• REQUIRED ACTION:
The material below should be copied line for line, please, with pictures omitted.

• PROVIDED INFORMATION:
::::::::

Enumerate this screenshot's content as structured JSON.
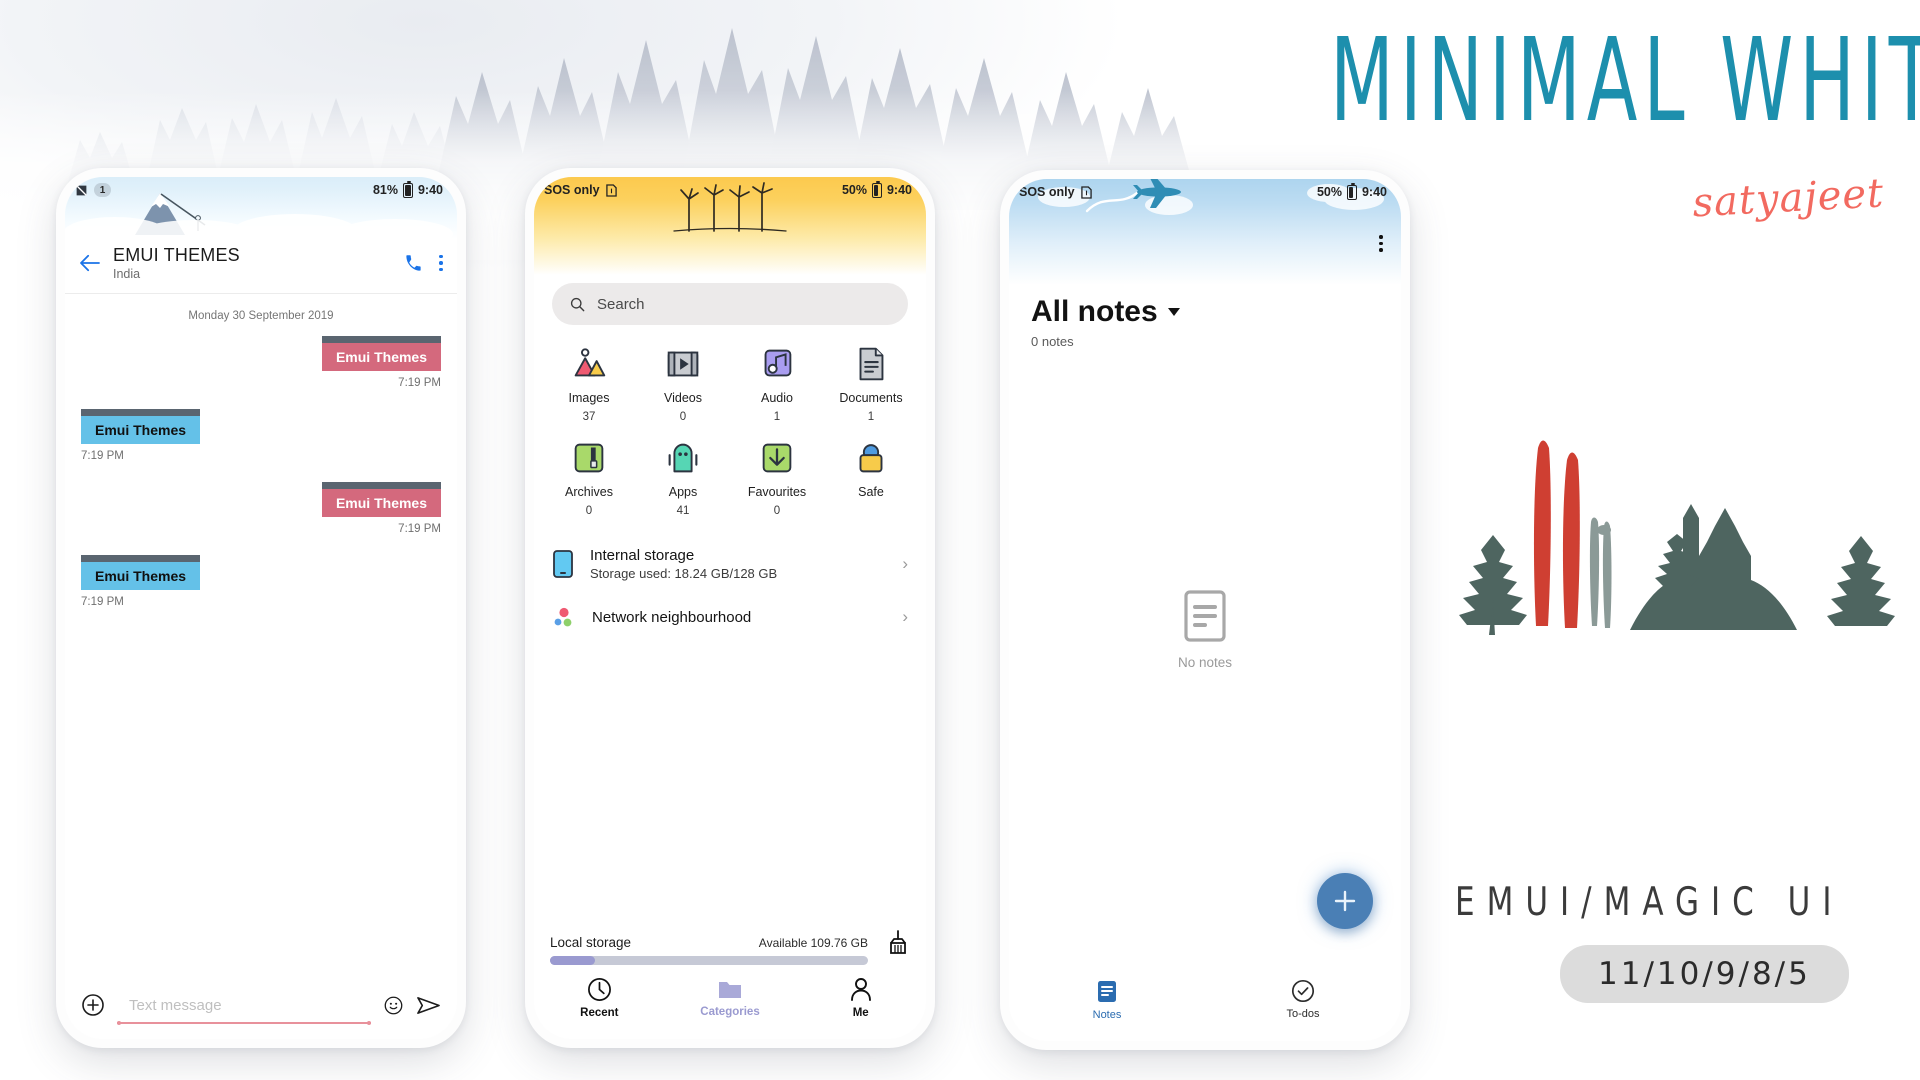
{
  "branding": {
    "title": "MINIMAL WHITE",
    "signature": "satyajeet",
    "platform_label": "EMUI/MAGIC UI",
    "versions": "11/10/9/8/5",
    "accent_teal": "#1d8fad",
    "accent_coral": "#f26a60",
    "tree_green": "#4e6560",
    "ski_red": "#cf3f32"
  },
  "phone1": {
    "app": "Messages",
    "statusbar": {
      "badge": "1",
      "battery": "81%",
      "time": "9:40",
      "signal_icon": "no-sim-icon"
    },
    "appbar": {
      "back_icon": "back-arrow-icon",
      "title": "EMUI THEMES",
      "subtitle": "India",
      "call_icon": "phone-call-icon",
      "overflow_icon": "more-vertical-icon"
    },
    "daystamp": "Monday 30 September 2019",
    "messages": [
      {
        "text": "Emui Themes",
        "time": "7:19 PM",
        "side": "out"
      },
      {
        "text": "Emui Themes",
        "time": "7:19 PM",
        "side": "in"
      },
      {
        "text": "Emui Themes",
        "time": "7:19 PM",
        "side": "out"
      },
      {
        "text": "Emui Themes",
        "time": "7:19 PM",
        "side": "in"
      }
    ],
    "composer": {
      "add_icon": "plus-circle-icon",
      "placeholder": "Text message",
      "emoji_icon": "smiley-icon",
      "send_icon": "send-icon"
    },
    "bubble_in_color": "#64c1e8",
    "bubble_out_color": "#d4697d",
    "bubble_cap_color": "#5a6570"
  },
  "phone2": {
    "app": "Files",
    "statusbar": {
      "network": "SOS only",
      "sim_icon": "sim-card-icon",
      "battery": "50%",
      "time": "9:40"
    },
    "search": {
      "icon": "search-icon",
      "placeholder": "Search"
    },
    "categories": [
      {
        "name": "Images",
        "count": "37",
        "icon": "images-icon"
      },
      {
        "name": "Videos",
        "count": "0",
        "icon": "video-icon"
      },
      {
        "name": "Audio",
        "count": "1",
        "icon": "audio-icon"
      },
      {
        "name": "Documents",
        "count": "1",
        "icon": "document-icon"
      },
      {
        "name": "Archives",
        "count": "0",
        "icon": "archive-icon"
      },
      {
        "name": "Apps",
        "count": "41",
        "icon": "apps-icon"
      },
      {
        "name": "Favourites",
        "count": "0",
        "icon": "download-icon"
      },
      {
        "name": "Safe",
        "count": "",
        "icon": "lock-icon"
      }
    ],
    "storage_rows": [
      {
        "title": "Internal storage",
        "subtitle": "Storage used: 18.24 GB/128 GB",
        "icon": "phone-icon",
        "chevron": "chevron-right-icon"
      },
      {
        "title": "Network neighbourhood",
        "subtitle": "",
        "icon": "network-icon",
        "chevron": "chevron-right-icon"
      }
    ],
    "local_storage": {
      "label": "Local storage",
      "available": "Available 109.76 GB",
      "used_percent": 14,
      "clean_icon": "broom-icon"
    },
    "nav": [
      {
        "label": "Recent",
        "icon": "clock-icon",
        "active": false
      },
      {
        "label": "Categories",
        "icon": "folder-icon",
        "active": true
      },
      {
        "label": "Me",
        "icon": "person-icon",
        "active": false
      }
    ]
  },
  "phone3": {
    "app": "Notes",
    "statusbar": {
      "network": "SOS only",
      "sim_icon": "sim-card-icon",
      "battery": "50%",
      "time": "9:40"
    },
    "overflow_icon": "more-vertical-icon",
    "title": "All notes",
    "dropdown_icon": "caret-down-icon",
    "count": "0 notes",
    "empty": {
      "icon": "note-page-icon",
      "label": "No notes"
    },
    "fab": {
      "icon": "plus-icon",
      "color": "#4a7fb5"
    },
    "nav": [
      {
        "label": "Notes",
        "icon": "notes-icon",
        "active": true
      },
      {
        "label": "To-dos",
        "icon": "check-circle-icon",
        "active": false
      }
    ]
  }
}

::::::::

• ANSWER TO THIS PROBLEM:
Enumerate this screenshot's content as structured JSON.
{
  "branding": {
    "title": "MINIMAL WHITE",
    "signature": "satyajeet",
    "platform_label": "EMUI/MAGIC UI",
    "versions": "11/10/9/8/5",
    "accent_teal": "#1d8fad",
    "accent_coral": "#f26a60",
    "tree_green": "#4e6560",
    "ski_red": "#cf3f32"
  },
  "phone1": {
    "app": "Messages",
    "statusbar": {
      "badge": "1",
      "battery": "81%",
      "time": "9:40",
      "signal_icon": "no-sim-icon"
    },
    "appbar": {
      "back_icon": "back-arrow-icon",
      "title": "EMUI THEMES",
      "subtitle": "India",
      "call_icon": "phone-call-icon",
      "overflow_icon": "more-vertical-icon"
    },
    "daystamp": "Monday 30 September 2019",
    "messages": [
      {
        "text": "Emui Themes",
        "time": "7:19 PM",
        "side": "out"
      },
      {
        "text": "Emui Themes",
        "time": "7:19 PM",
        "side": "in"
      },
      {
        "text": "Emui Themes",
        "time": "7:19 PM",
        "side": "out"
      },
      {
        "text": "Emui Themes",
        "time": "7:19 PM",
        "side": "in"
      }
    ],
    "composer": {
      "add_icon": "plus-circle-icon",
      "placeholder": "Text message",
      "emoji_icon": "smiley-icon",
      "send_icon": "send-icon"
    },
    "bubble_in_color": "#64c1e8",
    "bubble_out_color": "#d4697d",
    "bubble_cap_color": "#5a6570"
  },
  "phone2": {
    "app": "Files",
    "statusbar": {
      "network": "SOS only",
      "sim_icon": "sim-card-icon",
      "battery": "50%",
      "time": "9:40"
    },
    "search": {
      "icon": "search-icon",
      "placeholder": "Search"
    },
    "categories": [
      {
        "name": "Images",
        "count": "37",
        "icon": "images-icon"
      },
      {
        "name": "Videos",
        "count": "0",
        "icon": "video-icon"
      },
      {
        "name": "Audio",
        "count": "1",
        "icon": "audio-icon"
      },
      {
        "name": "Documents",
        "count": "1",
        "icon": "document-icon"
      },
      {
        "name": "Archives",
        "count": "0",
        "icon": "archive-icon"
      },
      {
        "name": "Apps",
        "count": "41",
        "icon": "apps-icon"
      },
      {
        "name": "Favourites",
        "count": "0",
        "icon": "download-icon"
      },
      {
        "name": "Safe",
        "count": "",
        "icon": "lock-icon"
      }
    ],
    "storage_rows": [
      {
        "title": "Internal storage",
        "subtitle": "Storage used: 18.24 GB/128 GB",
        "icon": "phone-icon",
        "chevron": "chevron-right-icon"
      },
      {
        "title": "Network neighbourhood",
        "subtitle": "",
        "icon": "network-icon",
        "chevron": "chevron-right-icon"
      }
    ],
    "local_storage": {
      "label": "Local storage",
      "available": "Available 109.76 GB",
      "used_percent": 14,
      "clean_icon": "broom-icon"
    },
    "nav": [
      {
        "label": "Recent",
        "icon": "clock-icon",
        "active": false
      },
      {
        "label": "Categories",
        "icon": "folder-icon",
        "active": true
      },
      {
        "label": "Me",
        "icon": "person-icon",
        "active": false
      }
    ]
  },
  "phone3": {
    "app": "Notes",
    "statusbar": {
      "network": "SOS only",
      "sim_icon": "sim-card-icon",
      "battery": "50%",
      "time": "9:40"
    },
    "overflow_icon": "more-vertical-icon",
    "title": "All notes",
    "dropdown_icon": "caret-down-icon",
    "count": "0 notes",
    "empty": {
      "icon": "note-page-icon",
      "label": "No notes"
    },
    "fab": {
      "icon": "plus-icon",
      "color": "#4a7fb5"
    },
    "nav": [
      {
        "label": "Notes",
        "icon": "notes-icon",
        "active": true
      },
      {
        "label": "To-dos",
        "icon": "check-circle-icon",
        "active": false
      }
    ]
  }
}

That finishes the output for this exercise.